The meta-analysis by Weiner J et al. was easily identified using the search terms from the structured clinical question. Once the internet database PubMed was accessed the paper could be reviewed online through the BMJ website ( The secondary source of Cauwenberge P et al. was suggested by a medical colleague and was likewise viewed on the Internet through its publisher’s website ( Both papers were readily available, but of very different quality and use to our clinical scenario. The meta-analysis by Weiner J et al. gives detailed information about the process of identification and review of the primary data. In particular, it is structured along the rigorous methodology of a Cochrane review. The findings are presented in easily comprehensible tables and the limitations of the individual results are discussed in satisfactory detail. The consensus statement is a concise document dealing with all issues and treatment options related to SAR. However, the author gives no details on the identification and review process of the evaluated literature. The paper therefore ranks lowest (level 5) in the hierarchy of evidence for clinical decision making. Its clinical bottom-line is partially based on the above study by Weiner J et al, the result of the primary literature search. With regards to the effectiveness and safety of OH1A and INC, both come in once daily to twice daily applications, depending on the preparation used. First generation antihistamines have significant sedative and anticholinergic side effects. Such side effects are less pronounced in second generation antihistamines. In patients with liver disease or concomitant treatment with drugs metabolised through the cytochrome P450 system (antifungal agents or macrolide antibiotics) significantly increased drug concentrations are associated with serious side effects. In particular, terfenadine and astemizole have been associated with fatal cardiac side effects. Newer antihistamines (cetirizine (Zirtek®), fexofenadine (Telfast®), loratadine (Clarityn®) are not metabolised via the cytochrome P450 system and considered safe if drug specific recommendations are followed. Topical corticosteroids are known to occasionally cause predominantly mild local side effects (crusting, dryness, epistaxis). The topical application of low drug doses and low drug availability is protective towards systemic drug concentrations potentially causing hypothalamic pituitary adrenal axis suppression, a serious complication of systemic corticosteroid treatment. No systemic side effects are recognised for fluticasone propionate and budesonide, which have been described for dexamethasone spray and betamethasone drops only. However, caution is warranted in patients with a co-morbidity of asthma when inhaled corticosteroids are used alongside nasal corticosteroid preparations to avoid cumulative doses. A variety of INC preparations is available. Costs vary from £5.85 (budesonide aequos spray, Rhinocort Aqua®) to £11.43 (fluticasone proprionate, Filxonase®) in the UK. Only few comparative studies are available on the effectiveness of different steroid preparations. Most of these studies are limited to perennial SAR. All INC are effective in alleviating nasal symptoms but aqueous preparations seem to be favoured by the majority of patients. Most studies describe treatment with budesonide 256 mcgr OD to be more effective to the compared INC. Budesonide has a good safety profile and is cost effective.

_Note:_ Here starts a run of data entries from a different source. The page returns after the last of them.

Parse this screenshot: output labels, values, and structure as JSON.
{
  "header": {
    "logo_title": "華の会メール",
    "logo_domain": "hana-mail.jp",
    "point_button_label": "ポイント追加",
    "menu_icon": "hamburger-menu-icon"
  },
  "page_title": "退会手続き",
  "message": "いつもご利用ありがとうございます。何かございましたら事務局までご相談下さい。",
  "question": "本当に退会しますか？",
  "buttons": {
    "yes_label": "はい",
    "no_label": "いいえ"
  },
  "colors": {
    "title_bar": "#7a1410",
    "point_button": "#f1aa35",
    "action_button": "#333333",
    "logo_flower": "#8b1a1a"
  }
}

Clinical Bottom Line

Nasal symptoms are significantly more effectively controlled by intranasal corticosteroids than oral histamine antagonists. For eye symptoms intranasal corticosteroids and oral histamine antagonists are at least equally effective. Treatment of allergic rhinitis with intranasal corticosteroids is safe and cost effective.


  1. Weiner JM, Abramson MJ, Puy RM. Intranasal corticosteroids versus oral H1 receptor antagonists in allergic rhinitis: systematic review of randomised controlled trials. BMJ 1998;317:1624-29.

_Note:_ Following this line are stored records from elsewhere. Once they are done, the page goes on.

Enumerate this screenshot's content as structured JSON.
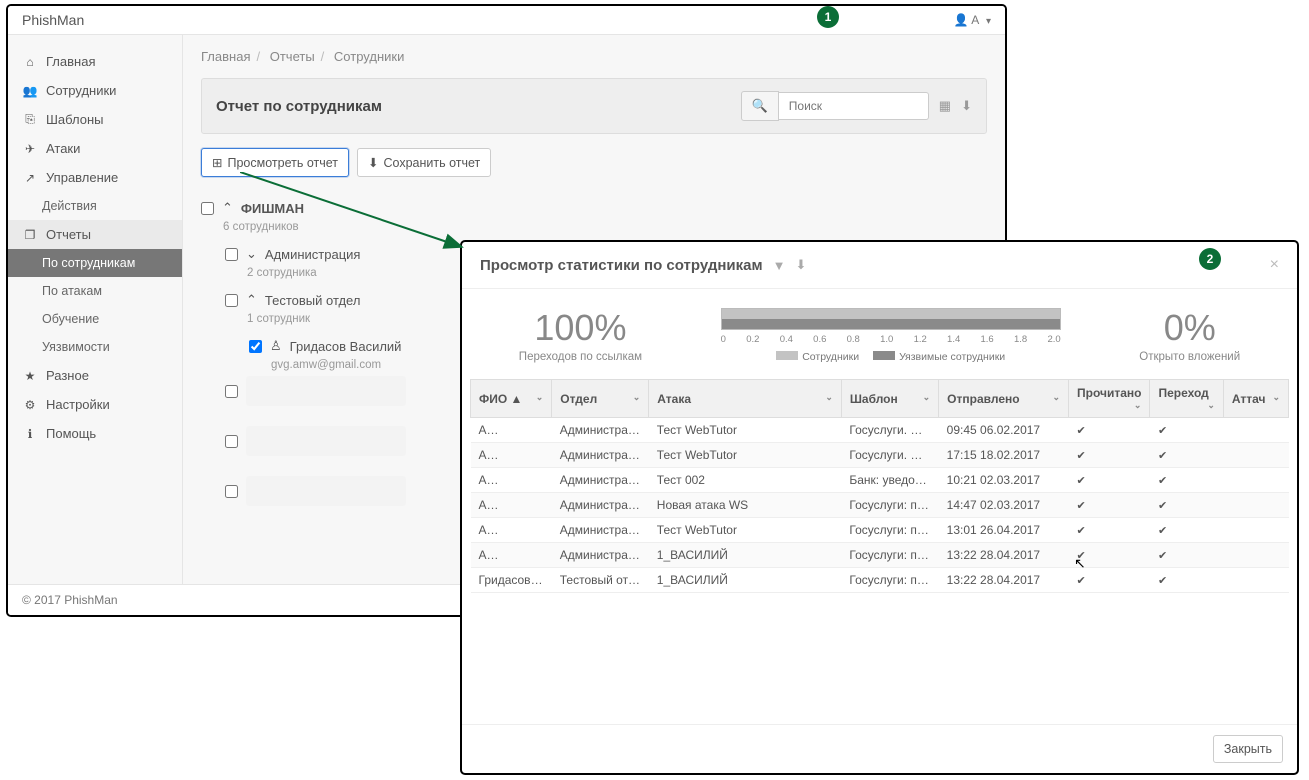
{
  "app": {
    "title": "PhishMan",
    "user_prefix": "A",
    "footer": "© 2017 PhishMan"
  },
  "badges": {
    "b1": "1",
    "b2": "2"
  },
  "breadcrumb": [
    "Главная",
    "Отчеты",
    "Сотрудники"
  ],
  "sidebar": {
    "items": [
      {
        "label": "Главная",
        "icon": "⌂"
      },
      {
        "label": "Сотрудники",
        "icon": "👥"
      },
      {
        "label": "Шаблоны",
        "icon": "⎘"
      },
      {
        "label": "Атаки",
        "icon": "✈"
      },
      {
        "label": "Управление",
        "icon": "↗"
      },
      {
        "label": "Действия",
        "sub": true
      },
      {
        "label": "Отчеты",
        "icon": "❐",
        "activeParent": true
      },
      {
        "label": "По сотрудникам",
        "sub": true,
        "active": true
      },
      {
        "label": "По атакам",
        "sub": true
      },
      {
        "label": "Обучение",
        "sub": true
      },
      {
        "label": "Уязвимости",
        "sub": true
      },
      {
        "label": "Разное",
        "icon": "★"
      },
      {
        "label": "Настройки",
        "icon": "⚙"
      },
      {
        "label": "Помощь",
        "icon": "ℹ"
      }
    ]
  },
  "panel": {
    "title": "Отчет по сотрудникам",
    "search_placeholder": "Поиск",
    "btn_preview": "Просмотреть отчет",
    "btn_save": "Сохранить отчет"
  },
  "tree": {
    "root": {
      "label": "ФИШМАН",
      "count": "6 сотрудников"
    },
    "admin": {
      "label": "Администрация",
      "count": "2 сотрудника"
    },
    "test": {
      "label": "Тестовый отдел",
      "count": "1 сотрудник"
    },
    "emp": {
      "label": "Гридасов Василий",
      "email": "gvg.amw@gmail.com"
    }
  },
  "modal": {
    "title": "Просмотр статистики по сотрудникам",
    "close_btn": "Закрыть",
    "stat_left_val": "100%",
    "stat_left_lbl": "Переходов по ссылкам",
    "stat_right_val": "0%",
    "stat_right_lbl": "Открыто вложений",
    "legend": {
      "a": "Сотрудники",
      "b": "Уязвимые сотрудники"
    },
    "columns": [
      "ФИО ▲",
      "Отдел",
      "Атака",
      "Шаблон",
      "Отправлено",
      "Прочитано",
      "Переход",
      "Аттач"
    ],
    "rows": [
      {
        "fio": "А…",
        "dept": "Администрац…",
        "attack": "Тест WebTutor",
        "tpl": "Госуслуги. Ш…",
        "sent": "09:45 06.02.2017",
        "read": true,
        "click": true,
        "att": false
      },
      {
        "fio": "А…",
        "dept": "Администрац…",
        "attack": "Тест WebTutor",
        "tpl": "Госуслуги. Ш…",
        "sent": "17:15 18.02.2017",
        "read": true,
        "click": true,
        "att": false
      },
      {
        "fio": "А…",
        "dept": "Администрац…",
        "attack": "Тест 002",
        "tpl": "Банк: уведом…",
        "sent": "10:21 02.03.2017",
        "read": true,
        "click": true,
        "att": false
      },
      {
        "fio": "А…",
        "dept": "Администрац…",
        "attack": "Новая атака WS",
        "tpl": "Госуслуги: п…",
        "sent": "14:47 02.03.2017",
        "read": true,
        "click": true,
        "att": false
      },
      {
        "fio": "А…",
        "dept": "Администрац…",
        "attack": "Тест WebTutor",
        "tpl": "Госуслуги: п…",
        "sent": "13:01 26.04.2017",
        "read": true,
        "click": true,
        "att": false
      },
      {
        "fio": "А…",
        "dept": "Администрац…",
        "attack": "1_ВАСИЛИЙ",
        "tpl": "Госуслуги: п…",
        "sent": "13:22 28.04.2017",
        "read": true,
        "click": true,
        "att": false
      },
      {
        "fio": "Гридасов Ва…",
        "dept": "Тестовый от…",
        "attack": "1_ВАСИЛИЙ",
        "tpl": "Госуслуги: п…",
        "sent": "13:22 28.04.2017",
        "read": true,
        "click": true,
        "att": false
      }
    ]
  },
  "chart_data": {
    "type": "bar",
    "title": "",
    "xlabel": "",
    "ylabel": "",
    "xlim": [
      0,
      2.0
    ],
    "ticks": [
      "0",
      "0.2",
      "0.4",
      "0.6",
      "0.8",
      "1.0",
      "1.2",
      "1.4",
      "1.6",
      "1.8",
      "2.0"
    ],
    "series": [
      {
        "name": "Сотрудники",
        "values": [
          2.0
        ]
      },
      {
        "name": "Уязвимые сотрудники",
        "values": [
          2.0
        ]
      }
    ]
  }
}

  2. van Cauwenberge P, Bachert C, Passalacqua G et al. Consensus statement on the treatment of allergic rhinitis. European Academy of Allergology and Clinical Immunology. Allergy 2000;55(2):116-34.